▶ Dataset records
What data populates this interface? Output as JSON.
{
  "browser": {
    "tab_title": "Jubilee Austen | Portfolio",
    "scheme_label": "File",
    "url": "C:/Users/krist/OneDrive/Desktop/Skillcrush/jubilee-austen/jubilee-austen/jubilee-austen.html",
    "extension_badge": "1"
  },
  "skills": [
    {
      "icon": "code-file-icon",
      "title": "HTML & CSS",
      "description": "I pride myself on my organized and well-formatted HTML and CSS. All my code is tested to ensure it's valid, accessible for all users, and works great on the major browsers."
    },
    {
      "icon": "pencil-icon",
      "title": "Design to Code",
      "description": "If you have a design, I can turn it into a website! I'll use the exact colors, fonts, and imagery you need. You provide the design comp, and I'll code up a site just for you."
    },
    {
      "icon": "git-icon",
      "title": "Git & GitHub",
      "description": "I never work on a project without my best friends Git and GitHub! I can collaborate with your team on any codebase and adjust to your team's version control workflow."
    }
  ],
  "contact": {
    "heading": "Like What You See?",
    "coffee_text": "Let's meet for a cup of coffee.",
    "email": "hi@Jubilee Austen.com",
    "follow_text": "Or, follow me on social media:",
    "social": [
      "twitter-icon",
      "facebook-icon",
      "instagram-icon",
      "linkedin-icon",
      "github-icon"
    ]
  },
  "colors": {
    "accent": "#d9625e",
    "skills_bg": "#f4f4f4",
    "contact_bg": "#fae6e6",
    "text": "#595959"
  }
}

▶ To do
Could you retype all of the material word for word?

▶ Task answer
What data populates this interface? Output as JSON.
{
  "browser": {
    "tab_title": "Jubilee Austen | Portfolio",
    "scheme_label": "File",
    "url": "C:/Users/krist/OneDrive/Desktop/Skillcrush/jubilee-austen/jubilee-austen/jubilee-austen.html",
    "extension_badge": "1"
  },
  "skills": [
    {
      "icon": "code-file-icon",
      "title": "HTML & CSS",
      "description": "I pride myself on my organized and well-formatted HTML and CSS. All my code is tested to ensure it's valid, accessible for all users, and works great on the major browsers."
    },
    {
      "icon": "pencil-icon",
      "title": "Design to Code",
      "description": "If you have a design, I can turn it into a website! I'll use the exact colors, fonts, and imagery you need. You provide the design comp, and I'll code up a site just for you."
    },
    {
      "icon": "git-icon",
      "title": "Git & GitHub",
      "description": "I never work on a project without my best friends Git and GitHub! I can collaborate with your team on any codebase and adjust to your team's version control workflow."
    }
  ],
  "contact": {
    "heading": "Like What You See?",
    "coffee_text": "Let's meet for a cup of coffee.",
    "email": "hi@Jubilee Austen.com",
    "follow_text": "Or, follow me on social media:",
    "social": [
      "twitter-icon",
      "facebook-icon",
      "instagram-icon",
      "linkedin-icon",
      "github-icon"
    ]
  },
  "colors": {
    "accent": "#d9625e",
    "skills_bg": "#f4f4f4",
    "contact_bg": "#fae6e6",
    "text": "#595959"
  }
}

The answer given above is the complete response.